[Problem to work on]: For this exercise, write out each entry below exactly as it reads.

Stored items from a collection
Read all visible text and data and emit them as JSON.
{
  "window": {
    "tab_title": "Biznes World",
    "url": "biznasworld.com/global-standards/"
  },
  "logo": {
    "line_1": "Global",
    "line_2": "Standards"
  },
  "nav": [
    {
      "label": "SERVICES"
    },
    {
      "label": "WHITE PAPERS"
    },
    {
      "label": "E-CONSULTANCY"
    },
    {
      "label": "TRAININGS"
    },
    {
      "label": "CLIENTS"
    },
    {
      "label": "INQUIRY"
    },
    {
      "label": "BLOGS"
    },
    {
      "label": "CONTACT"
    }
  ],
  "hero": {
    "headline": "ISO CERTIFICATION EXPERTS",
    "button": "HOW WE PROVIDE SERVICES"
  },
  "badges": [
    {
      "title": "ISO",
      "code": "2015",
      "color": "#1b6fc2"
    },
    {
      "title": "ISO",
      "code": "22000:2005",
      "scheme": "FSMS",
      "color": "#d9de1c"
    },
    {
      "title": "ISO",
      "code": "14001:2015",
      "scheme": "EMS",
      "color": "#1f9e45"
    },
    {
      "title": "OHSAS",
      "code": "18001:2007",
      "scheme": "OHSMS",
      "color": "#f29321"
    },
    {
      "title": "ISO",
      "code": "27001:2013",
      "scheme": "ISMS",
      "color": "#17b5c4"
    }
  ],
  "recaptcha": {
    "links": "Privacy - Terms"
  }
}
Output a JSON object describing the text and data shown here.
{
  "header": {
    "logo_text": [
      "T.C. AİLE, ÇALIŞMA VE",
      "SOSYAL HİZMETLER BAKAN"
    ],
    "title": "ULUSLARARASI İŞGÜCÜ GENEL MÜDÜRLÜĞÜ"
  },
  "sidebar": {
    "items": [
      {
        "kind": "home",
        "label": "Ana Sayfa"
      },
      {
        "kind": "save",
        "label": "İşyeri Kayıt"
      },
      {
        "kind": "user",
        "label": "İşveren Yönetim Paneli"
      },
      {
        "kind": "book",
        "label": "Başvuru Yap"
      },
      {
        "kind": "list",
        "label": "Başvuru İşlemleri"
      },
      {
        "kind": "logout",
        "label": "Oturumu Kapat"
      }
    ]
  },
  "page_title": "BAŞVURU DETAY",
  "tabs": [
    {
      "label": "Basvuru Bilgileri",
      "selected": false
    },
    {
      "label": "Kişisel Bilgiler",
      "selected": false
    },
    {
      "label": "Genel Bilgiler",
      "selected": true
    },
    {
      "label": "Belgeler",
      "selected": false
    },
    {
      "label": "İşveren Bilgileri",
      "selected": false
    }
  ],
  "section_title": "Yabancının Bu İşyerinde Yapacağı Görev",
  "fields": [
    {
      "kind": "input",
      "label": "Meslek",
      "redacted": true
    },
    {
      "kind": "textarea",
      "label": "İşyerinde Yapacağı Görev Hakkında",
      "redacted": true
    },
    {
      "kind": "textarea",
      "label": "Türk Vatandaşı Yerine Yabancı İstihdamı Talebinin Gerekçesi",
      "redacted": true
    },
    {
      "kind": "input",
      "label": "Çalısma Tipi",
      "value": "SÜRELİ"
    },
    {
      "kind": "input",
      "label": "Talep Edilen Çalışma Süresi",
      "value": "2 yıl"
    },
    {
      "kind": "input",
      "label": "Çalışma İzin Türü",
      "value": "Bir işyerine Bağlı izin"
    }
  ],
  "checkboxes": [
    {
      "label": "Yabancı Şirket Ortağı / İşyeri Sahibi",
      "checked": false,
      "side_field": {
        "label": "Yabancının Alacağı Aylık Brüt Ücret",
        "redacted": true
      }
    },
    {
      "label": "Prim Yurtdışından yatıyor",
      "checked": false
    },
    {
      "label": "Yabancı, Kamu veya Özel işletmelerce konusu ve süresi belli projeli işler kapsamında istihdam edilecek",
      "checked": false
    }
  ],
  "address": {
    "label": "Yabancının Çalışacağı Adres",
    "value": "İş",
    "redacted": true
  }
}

[Solution to the problem]:
Read all visible text and data and emit them as JSON.
{
  "window": {
    "tab_title": "Biznes World",
    "url": "biznasworld.com/global-standards/"
  },
  "logo": {
    "line_1": "Global",
    "line_2": "Standards"
  },
  "nav": [
    {
      "label": "SERVICES"
    },
    {
      "label": "WHITE PAPERS"
    },
    {
      "label": "E-CONSULTANCY"
    },
    {
      "label": "TRAININGS"
    },
    {
      "label": "CLIENTS"
    },
    {
      "label": "INQUIRY"
    },
    {
      "label": "BLOGS"
    },
    {
      "label": "CONTACT"
    }
  ],
  "hero": {
    "headline": "ISO CERTIFICATION EXPERTS",
    "button": "HOW WE PROVIDE SERVICES"
  },
  "badges": [
    {
      "title": "ISO",
      "code": "2015",
      "color": "#1b6fc2"
    },
    {
      "title": "ISO",
      "code": "22000:2005",
      "scheme": "FSMS",
      "color": "#d9de1c"
    },
    {
      "title": "ISO",
      "code": "14001:2015",
      "scheme": "EMS",
      "color": "#1f9e45"
    },
    {
      "title": "OHSAS",
      "code": "18001:2007",
      "scheme": "OHSMS",
      "color": "#f29321"
    },
    {
      "title": "ISO",
      "code": "27001:2013",
      "scheme": "ISMS",
      "color": "#17b5c4"
    }
  ],
  "recaptcha": {
    "links": "Privacy - Terms"
  }
}
Output a JSON object describing the text and data shown here.
{
  "header": {
    "logo_text": [
      "T.C. AİLE, ÇALIŞMA VE",
      "SOSYAL HİZMETLER BAKAN"
    ],
    "title": "ULUSLARARASI İŞGÜCÜ GENEL MÜDÜRLÜĞÜ"
  },
  "sidebar": {
    "items": [
      {
        "kind": "home",
        "label": "Ana Sayfa"
      },
      {
        "kind": "save",
        "label": "İşyeri Kayıt"
      },
      {
        "kind": "user",
        "label": "İşveren Yönetim Paneli"
      },
      {
        "kind": "book",
        "label": "Başvuru Yap"
      },
      {
        "kind": "list",
        "label": "Başvuru İşlemleri"
      },
      {
        "kind": "logout",
        "label": "Oturumu Kapat"
      }
    ]
  },
  "page_title": "BAŞVURU DETAY",
  "tabs": [
    {
      "label": "Basvuru Bilgileri",
      "selected": false
    },
    {
      "label": "Kişisel Bilgiler",
      "selected": false
    },
    {
      "label": "Genel Bilgiler",
      "selected": true
    },
    {
      "label": "Belgeler",
      "selected": false
    },
    {
      "label": "İşveren Bilgileri",
      "selected": false
    }
  ],
  "section_title": "Yabancının Bu İşyerinde Yapacağı Görev",
  "fields": [
    {
      "kind": "input",
      "label": "Meslek",
      "redacted": true
    },
    {
      "kind": "textarea",
      "label": "İşyerinde Yapacağı Görev Hakkında",
      "redacted": true
    },
    {
      "kind": "textarea",
      "label": "Türk Vatandaşı Yerine Yabancı İstihdamı Talebinin Gerekçesi",
      "redacted": true
    },
    {
      "kind": "input",
      "label": "Çalısma Tipi",
      "value": "SÜRELİ"
    },
    {
      "kind": "input",
      "label": "Talep Edilen Çalışma Süresi",
      "value": "2 yıl"
    },
    {
      "kind": "input",
      "label": "Çalışma İzin Türü",
      "value": "Bir işyerine Bağlı izin"
    }
  ],
  "checkboxes": [
    {
      "label": "Yabancı Şirket Ortağı / İşyeri Sahibi",
      "checked": false,
      "side_field": {
        "label": "Yabancının Alacağı Aylık Brüt Ücret",
        "redacted": true
      }
    },
    {
      "label": "Prim Yurtdışından yatıyor",
      "checked": false
    },
    {
      "label": "Yabancı, Kamu veya Özel işletmelerce konusu ve süresi belli projeli işler kapsamında istihdam edilecek",
      "checked": false
    }
  ],
  "address": {
    "label": "Yabancının Çalışacağı Adres",
    "value": "İş",
    "redacted": true
  }
}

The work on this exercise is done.